“Most of Africa missed out on the Green Revolution that transformed agriculture in South and East Asia, but we’re not going to miss the digital revolution,” says Dr Abdelaziz Lawani, Professor of Agribusiness at Eastern Kentucky University (EKU). Dr Lawani is also the founder of Global Partners, a Benin-based start-up which uses unmanned aerial vehicles – or drones – to provide a range of services to farmers and others.
Besides providing farmers with real-time data to improve their management of crops, soils and livestock, and to minimise environmental damage and maximise profits, drone services and other innovative digital technologies are helping to attract young people into the agricultural sector. They may even help to prevent the mass movement of young people into the cities.
Dr Lawani was one of 11 drone operators to attend an ‘experience capitalisation’ workshop organised by CTA in Ghana, in June 2018. Participants were able to share their experiences, discuss challenges and learn from each other’s successes and failures. “We also decided to continue working together in a more formal way as a consortium,” says Dr Lawani. The consortium, Africa Goes Digital, now has some 30 members across 17 African countries, most of whom offer drone services. CTA encouraged the creation of the consortium and has supported its development.

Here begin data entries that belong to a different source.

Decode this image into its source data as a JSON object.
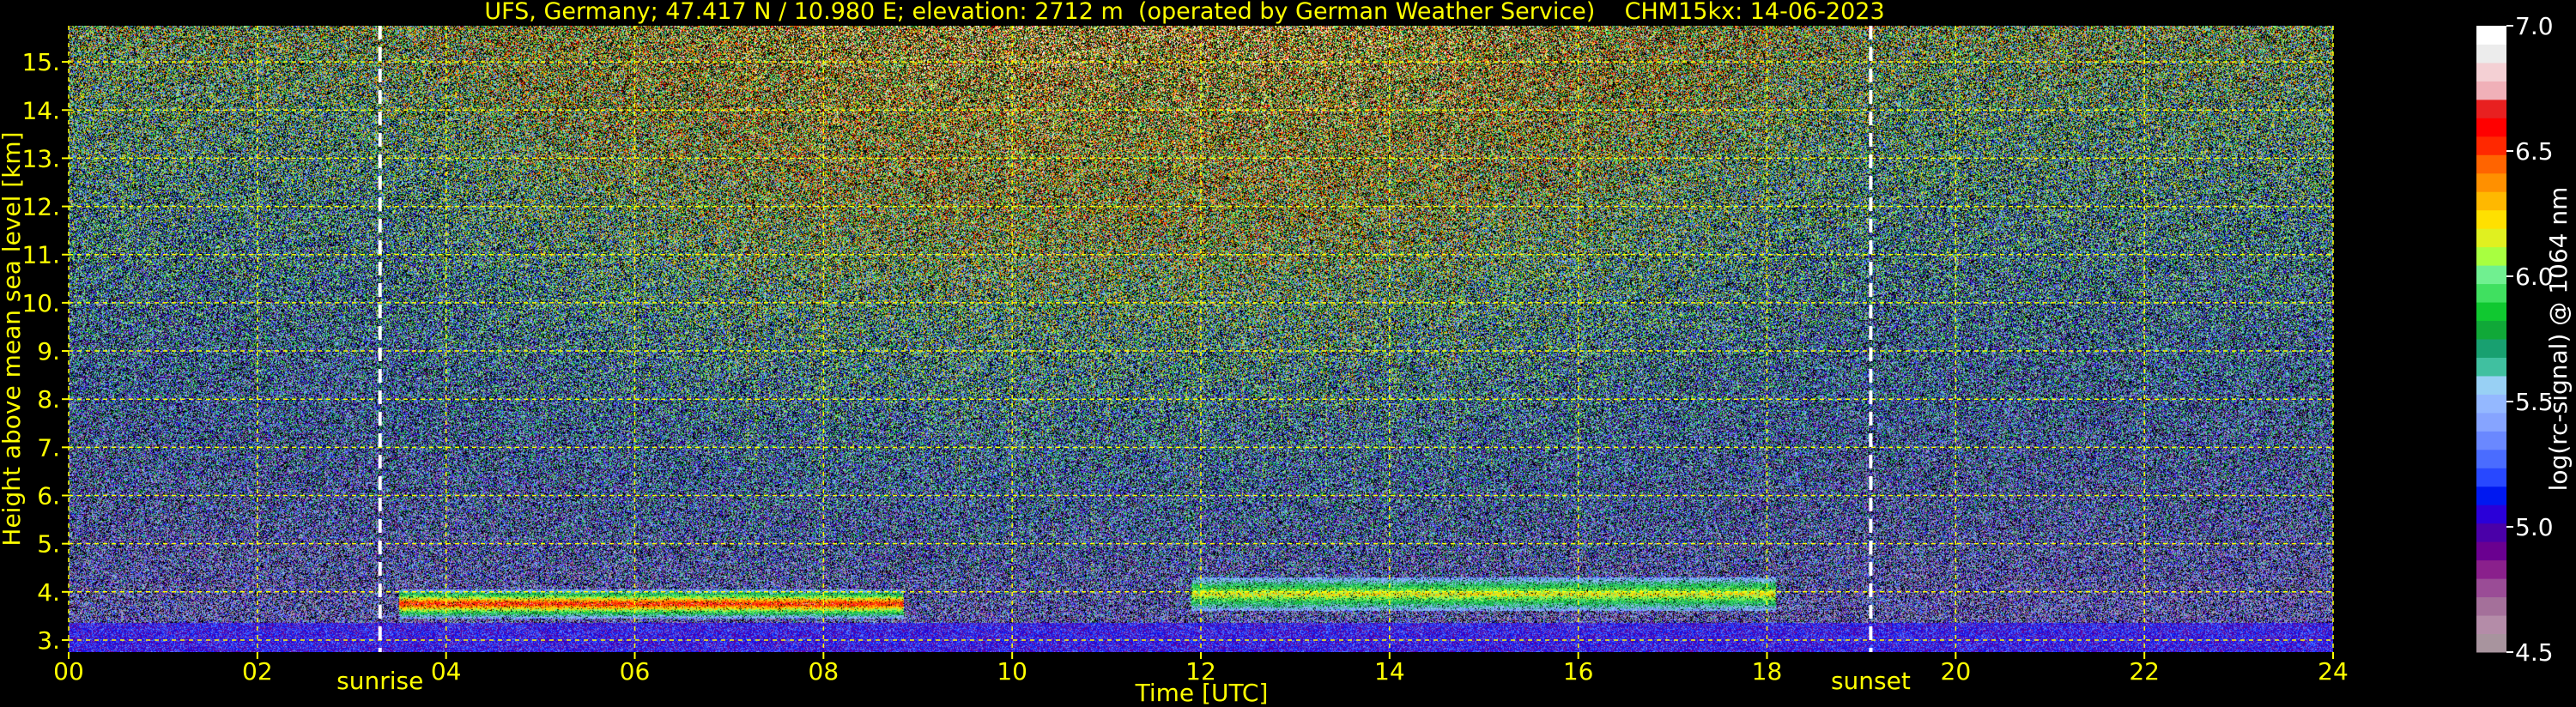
{
  "chart_data": {
    "type": "heatmap",
    "title": "UFS, Germany; 47.417 N / 10.980 E; elevation: 2712 m  (operated by German Weather Service)    CHM15kx: 14-06-2023",
    "xlabel": "Time [UTC]",
    "ylabel": "Height above mean sea level [km]",
    "xlim": [
      0,
      24
    ],
    "ylim": [
      2.75,
      15.75
    ],
    "x_ticks": [
      "00",
      "02",
      "04",
      "06",
      "08",
      "10",
      "12",
      "14",
      "16",
      "18",
      "20",
      "22",
      "24"
    ],
    "y_ticks": [
      "3.",
      "4.",
      "5.",
      "6.",
      "7.",
      "8.",
      "9.",
      "10.",
      "11.",
      "12.",
      "13.",
      "14.",
      "15."
    ],
    "grid": true,
    "events": [
      {
        "label": "sunrise",
        "time": 3.3
      },
      {
        "label": "sunset",
        "time": 19.1
      }
    ],
    "colorbar": {
      "label": "log(rc-signal) @ 1064 nm",
      "min": 4.5,
      "max": 7.0,
      "ticks": [
        "4.5",
        "5.0",
        "5.5",
        "6.0",
        "6.5",
        "7.0"
      ],
      "colors": [
        "#a8949e",
        "#b48ca8",
        "#a4709a",
        "#9a4c96",
        "#8a208c",
        "#6a0090",
        "#4a00a8",
        "#2a00d8",
        "#0018f0",
        "#2848ff",
        "#4a6cff",
        "#6a88ff",
        "#86a4ff",
        "#94b8ff",
        "#98d0f4",
        "#40c0a0",
        "#18a070",
        "#10a838",
        "#10c830",
        "#40e060",
        "#70f090",
        "#a8ff40",
        "#e0f020",
        "#ffe000",
        "#ffb800",
        "#ff9000",
        "#ff6400",
        "#ff2800",
        "#ff0000",
        "#e82020",
        "#f0b0b8",
        "#f4d0d4",
        "#ececec",
        "#ffffff"
      ]
    },
    "features": [
      {
        "name": "cloud-layer",
        "t0": 3.5,
        "t1": 8.85,
        "base_km": 3.45,
        "top_km": 4.05,
        "peak": 6.6
      },
      {
        "name": "cloud-layer",
        "t0": 11.9,
        "t1": 18.1,
        "base_km": 3.6,
        "top_km": 4.3,
        "peak": 6.2
      },
      {
        "name": "boundary-layer",
        "t0": 0,
        "t1": 24,
        "base_km": 2.75,
        "top_km": 3.4,
        "peak": 5.3
      }
    ]
  },
  "colors": {
    "text": "#ffff00",
    "grid": "#ffff00",
    "event_line": "#ffffff",
    "colorbar_text": "#ffffff"
  }
}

The operators at the Ghana workshop had all attended at least one of the two CTA-supported training events in 2017 at the Paris headquarters of Airinov, a private-sector pioneer in drone-based farming applications, with whom CTA is working closely. Here they learned how to use drones and multispectral sensors, and how to process remote-sensed data. Participants were also provided, on a co-funding basis, with drone equipment, including sensors.

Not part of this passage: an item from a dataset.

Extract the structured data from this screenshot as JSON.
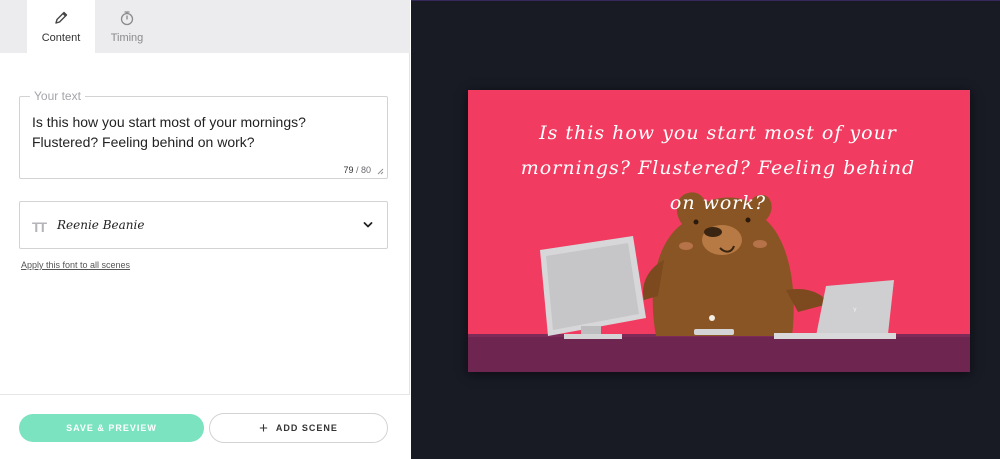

“Drone technology is really beginning to take off in Africa,” says Giacomo Rambaldi, CTA Senior Programme Coordinator for ICTs. “The demand for services is booming, and in January 2018 the African Union took a policy decision to encourage member states to make use of drones to increase agricultural productivity.” CTA played a key role in the formulation of the new policy.
However, there are many challenges when it comes to mainstreaming the use of drones, and CTA is helping its partners not only to develop their skills and business management, but also to learn how to operate in a world where the regulatory environment is frequently unclear. This is being done under its ‘Transforming African Agriculture: Eyes in the Sky, SmartTechs on the Ground’ project, which runs from 2017 to 2019.

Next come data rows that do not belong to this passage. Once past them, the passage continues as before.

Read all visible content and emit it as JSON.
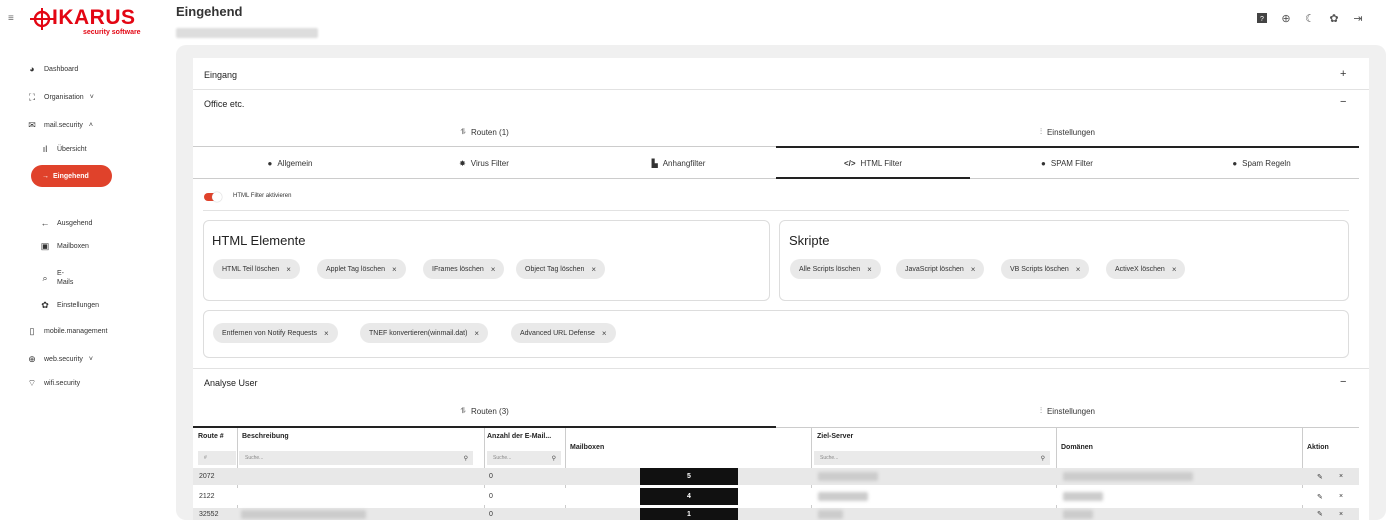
{
  "app": {
    "brand": "IKARUS",
    "brand_sub": "security software",
    "page_title": "Eingehend"
  },
  "sidebar": {
    "items": [
      {
        "label": "Dashboard",
        "icon": "dashboard-icon"
      },
      {
        "label": "Organisation",
        "icon": "org-icon",
        "chevron": "˅"
      },
      {
        "label": "mail.security",
        "icon": "mail-icon",
        "chevron": "˄"
      },
      {
        "label": "Übersicht",
        "icon": "bar-chart-icon"
      },
      {
        "label": "Eingehend",
        "icon": "arrow-right-icon"
      },
      {
        "label": "Ausgehend",
        "icon": "arrow-left-icon"
      },
      {
        "label": "Mailboxen",
        "icon": "mailboxes-icon"
      },
      {
        "label_top": "E-",
        "label_bottom": "Mails",
        "icon": "search-icon"
      },
      {
        "label": "Einstellungen",
        "icon": "gear-icon"
      },
      {
        "label": "mobile.management",
        "icon": "mobile-icon"
      },
      {
        "label": "web.security",
        "icon": "globe-icon",
        "chevron": "˅"
      },
      {
        "label": "wifi.security",
        "icon": "wifi-icon"
      }
    ]
  },
  "sections": {
    "eingang": {
      "title": "Eingang",
      "sign": "+"
    },
    "office": {
      "title": "Office etc.",
      "sign": "−"
    },
    "analyse": {
      "title": "Analyse User",
      "sign": "−"
    }
  },
  "office_tabs": [
    {
      "label": "Routen (1)"
    },
    {
      "label": "Einstellungen"
    }
  ],
  "filter_tabs": [
    {
      "label": "Allgemein"
    },
    {
      "label": "Virus Filter"
    },
    {
      "label": "Anhangfilter"
    },
    {
      "label": "HTML Filter"
    },
    {
      "label": "SPAM Filter"
    },
    {
      "label": "Spam Regeln"
    }
  ],
  "toggle": {
    "label": "HTML Filter aktivieren",
    "on": true
  },
  "html_elements": {
    "title": "HTML Elemente",
    "chips": [
      "HTML Teil löschen",
      "Applet Tag löschen",
      "IFrames löschen",
      "Object Tag löschen"
    ]
  },
  "scripts": {
    "title": "Skripte",
    "chips": [
      "Alle Scripts löschen",
      "JavaScript löschen",
      "VB Scripts löschen",
      "ActiveX löschen"
    ]
  },
  "misc_chips": [
    "Entfernen von Notify Requests",
    "TNEF konvertieren(winmail.dat)",
    "Advanced URL Defense"
  ],
  "analyse_tabs": [
    {
      "label": "Routen (3)"
    },
    {
      "label": "Einstellungen"
    }
  ],
  "table": {
    "headers": {
      "route": "Route #",
      "beschreibung": "Beschreibung",
      "anzahl": "Anzahl der E-Mail...",
      "mailboxen": "Mailboxen",
      "zielserver": "Ziel-Server",
      "domaenen": "Domänen",
      "aktion": "Aktion"
    },
    "search": {
      "route": "#",
      "beschreibung": "Suche...",
      "anzahl": "Suche...",
      "zielserver": "Suche..."
    },
    "rows": [
      {
        "route": "2072",
        "anzahl": "0",
        "mailboxen": "5"
      },
      {
        "route": "2122",
        "anzahl": "0",
        "mailboxen": "4"
      },
      {
        "route": "32552",
        "anzahl": "0",
        "mailboxen": "1"
      }
    ],
    "row_actions": {
      "edit": "✎",
      "delete": "×"
    }
  },
  "colors": {
    "accent": "#e0422b",
    "brand": "#e30613"
  }
}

Major clients for CTA’s Africa drone partners include agribusinesses, government agencies, international donors, NGOs, research agencies and universities, large-scale farmers and farmers’ organisations. Some are involved in a wide range of different sectors and activities. Global Partners, for example, currently focuses its activities on agriculture, land use planning and biodiversity conservation, but it has also become an important training centre for drone operators in West Africa.
Africa Goes Digital is benefiting from advice provided by Ernst & Young Enterprise Growth Services. It will facilitate cooperation and networking between members and represent their interests. Just as importantly, the consortium has begun linking members to agribusinesses, development agencies, NGOs, government departments and others looking for drone-based services.
Dr Lawani and his colleagues at EKU run face-to-face teaching courses on drone certification and the use of drone-based services. He, EKU and the consortium are now adapting the curriculum to provide online training courses for drone operators in Africa. These will be tailored to meet the different regulatory needs of countries in Africa. This is a work in progress, but members of the consortium have already held discussions with government departments in Benin and elsewhere.
“I really believe that through the consortium we can help to change the way agriculture is done in Africa,” says Dr Lawani.